Diversification of potato farming systems through legume intercropping for improved resource use efficiency

Expanding production of potato to the midlands and lowlands of Kenya will only be possible if
the effect of water deficit, high temperatures and nutrient limitation on potato growth is well
understood. Potato (Solanum tuberosum L.) was grown singly and intercropped with lima bean
(Phaseolus lunatus L.) or dolichos (Lablab purpureus L.), and the respective single crop of the
legumes in three agro-ecological zones (AEZs) of Kenya; upper midland (1552 meters above sea
level (masl)), lower highland (1894 masl) and upper highland (2552 masl). The objectives were as
follows: i) determine the interelationships between soil water balance, soil temperatures and crop
nutrient (NPK) uptake under potato-legume intercropping ii) assess the short-term effect of potato legume intercropping on dynamics of microbial activity and SOM fractions, iii) evaluate the effect
of potato-legume intercropping on soil nitrogen balance and iv) quantify the radiation and crop
water productivity of potato-legume intercropping system. The study was laid out in a randomized
complete block design with four replications. All the potato treatments received basal fertilization
at a rate of 50 kg N ha-1
, 90 kg P ha-1
and 100 kg K ha-1
and topdress of 40 kg N ha-1
. Soil
temperatures and soil water contents (SWC) were quantified at different stages of potato growth.
Residues from each cropping system were quantified at the end of each season and incorporated
back into the soil at start of the subsequent season. Soil samples (0–120 cm depths) were taken at
the interrows of each plot prior to planting, at vegetative growth, and at the end of each season.
Physical and density fractionation procedure was used to separate the soil in macro-aggregates

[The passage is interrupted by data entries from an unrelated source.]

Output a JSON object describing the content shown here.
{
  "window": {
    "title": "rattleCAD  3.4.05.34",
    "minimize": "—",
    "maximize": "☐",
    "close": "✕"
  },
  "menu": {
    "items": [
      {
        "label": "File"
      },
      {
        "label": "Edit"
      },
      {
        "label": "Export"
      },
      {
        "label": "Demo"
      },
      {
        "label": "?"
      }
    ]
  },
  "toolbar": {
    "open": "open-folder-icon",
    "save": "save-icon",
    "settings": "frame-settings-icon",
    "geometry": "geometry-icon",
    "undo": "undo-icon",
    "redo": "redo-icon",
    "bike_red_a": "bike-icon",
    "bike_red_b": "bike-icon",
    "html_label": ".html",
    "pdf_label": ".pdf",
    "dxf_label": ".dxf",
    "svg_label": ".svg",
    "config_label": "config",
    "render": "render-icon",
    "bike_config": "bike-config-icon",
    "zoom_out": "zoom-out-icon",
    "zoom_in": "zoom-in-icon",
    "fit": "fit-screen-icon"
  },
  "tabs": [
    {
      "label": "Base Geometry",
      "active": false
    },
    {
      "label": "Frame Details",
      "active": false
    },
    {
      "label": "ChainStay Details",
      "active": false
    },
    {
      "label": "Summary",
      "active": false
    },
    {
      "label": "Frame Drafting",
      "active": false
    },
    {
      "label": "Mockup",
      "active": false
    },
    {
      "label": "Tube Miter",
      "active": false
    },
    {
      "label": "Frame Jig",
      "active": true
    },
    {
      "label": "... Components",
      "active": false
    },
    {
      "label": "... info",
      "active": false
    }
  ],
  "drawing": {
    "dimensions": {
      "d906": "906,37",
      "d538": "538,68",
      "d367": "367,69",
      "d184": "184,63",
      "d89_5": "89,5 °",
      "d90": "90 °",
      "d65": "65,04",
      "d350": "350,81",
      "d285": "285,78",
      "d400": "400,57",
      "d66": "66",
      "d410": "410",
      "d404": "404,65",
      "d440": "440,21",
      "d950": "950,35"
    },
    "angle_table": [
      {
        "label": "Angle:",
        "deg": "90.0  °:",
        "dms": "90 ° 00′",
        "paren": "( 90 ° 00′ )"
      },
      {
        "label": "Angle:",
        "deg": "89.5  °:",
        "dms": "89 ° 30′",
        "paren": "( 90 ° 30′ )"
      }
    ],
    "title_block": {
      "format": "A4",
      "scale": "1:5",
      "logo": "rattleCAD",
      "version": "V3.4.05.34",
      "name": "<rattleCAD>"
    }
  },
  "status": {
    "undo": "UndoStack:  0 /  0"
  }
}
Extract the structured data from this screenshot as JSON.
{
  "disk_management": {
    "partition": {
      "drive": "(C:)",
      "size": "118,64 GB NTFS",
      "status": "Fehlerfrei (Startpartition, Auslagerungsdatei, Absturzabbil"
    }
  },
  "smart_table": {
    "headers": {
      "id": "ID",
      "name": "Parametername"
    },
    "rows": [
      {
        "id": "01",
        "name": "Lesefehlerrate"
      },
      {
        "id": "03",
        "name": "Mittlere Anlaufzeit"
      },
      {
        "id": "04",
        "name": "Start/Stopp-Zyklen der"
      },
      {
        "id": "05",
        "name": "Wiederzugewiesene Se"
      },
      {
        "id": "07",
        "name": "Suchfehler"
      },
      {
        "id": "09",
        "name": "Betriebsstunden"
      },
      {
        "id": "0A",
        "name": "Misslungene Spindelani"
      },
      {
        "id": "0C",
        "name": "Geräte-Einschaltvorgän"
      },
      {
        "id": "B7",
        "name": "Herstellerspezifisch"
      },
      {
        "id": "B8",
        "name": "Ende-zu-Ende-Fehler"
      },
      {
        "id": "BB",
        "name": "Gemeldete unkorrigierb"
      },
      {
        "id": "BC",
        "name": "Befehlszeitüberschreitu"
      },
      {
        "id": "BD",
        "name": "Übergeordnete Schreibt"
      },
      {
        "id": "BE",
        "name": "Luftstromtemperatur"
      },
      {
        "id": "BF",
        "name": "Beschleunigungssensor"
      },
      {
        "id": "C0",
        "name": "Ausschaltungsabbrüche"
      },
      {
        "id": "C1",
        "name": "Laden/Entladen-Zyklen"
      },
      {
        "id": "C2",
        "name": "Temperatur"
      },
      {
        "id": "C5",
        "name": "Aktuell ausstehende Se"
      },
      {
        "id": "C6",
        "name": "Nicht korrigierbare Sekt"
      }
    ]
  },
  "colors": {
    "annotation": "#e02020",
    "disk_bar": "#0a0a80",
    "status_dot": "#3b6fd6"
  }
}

(>250 μm), micro-aggregates (250–50 μm) and silt plus clay fractions (<50 μm), while SOM was partitioned into labile (density of 1.65 to 1.85 g cm−3) and stable (2.60 g cm−3) fractions. Microbial biomass carbon was determined by chloroform fumigation while enzymatic activities were assessed by hydrolyses of fluorescein diacetate and dehydrogenase. Nitrogen gains from mineralization, fertilization, and outputs from biomass accumulation, leaching, and soil erosion were quantified throughout the potato growth cycle. N losses through volatilization were quantified using ventilation chambers while the amount of N leached was extracted using solusamplers located at vertical depths of 0–1.5 m and the leachetes analyzed for nitrate contents. Leaf area index (LAI) and light interception were quantified at different stages of potato growth and related with the radiation use efficiency (RUE) and crop water productivity (CWP). The data was subjected to mixed model analyses of variance using R software with Tukeys mean separation test set at 95% propability level. Intercropping increased LAI by 26–57% relative to sole potato and significantly (p < 0.05) lowered soil temperatures in the 0–30 cm depth by up to 7°C. This increased SWC by up to 38%, thus increasing RUE by 56–78%, CWP by 45–67% and nutrient use efficiency by 40–67%. Compared with the sole potato, intercropping increased the contents of labile fraction organic matter by 12–28%, dissolved organic matter by 7–21% and microbial biomass by 15–38%, thus stimulating enzyme activities. Trends in soil microbial respiration followed those of enzyme activity and were 20–34% higher in intercropping than in sole potato. Soil N balance was significantly influenced by legume intercropping (p<0.05) and ranged between -10.7 to -18.1 kg N ha-1 for sole potato, 4.1 to 6.6 kg N ha-1 for intercropping and 2.9 to 22.3 kg N ha-1 for sole legumes. The residue mixture of potato and legume intercrops enhanced N mineralization with peak N release of 5 to 9 kg N ha-1 occurring within 8 to 10 weeks of residue decomposition. This period coincided with the peak N uptake by potato (19.9 to 31.2 kg N ha-1 ) thus showing a close synchrony of N supply and potato N demand. These results provide a possible entry point to restoring the impoverished soil productivity in the smallholder potato farming systems and offer the possibility of potato expansion to midland agro-food systems.

Citation: Nyawade, S. (2020). Diversification of potato farming systems through legume intercropping for improved resource use efficiency. Kenya: University of Nairobi. 190 p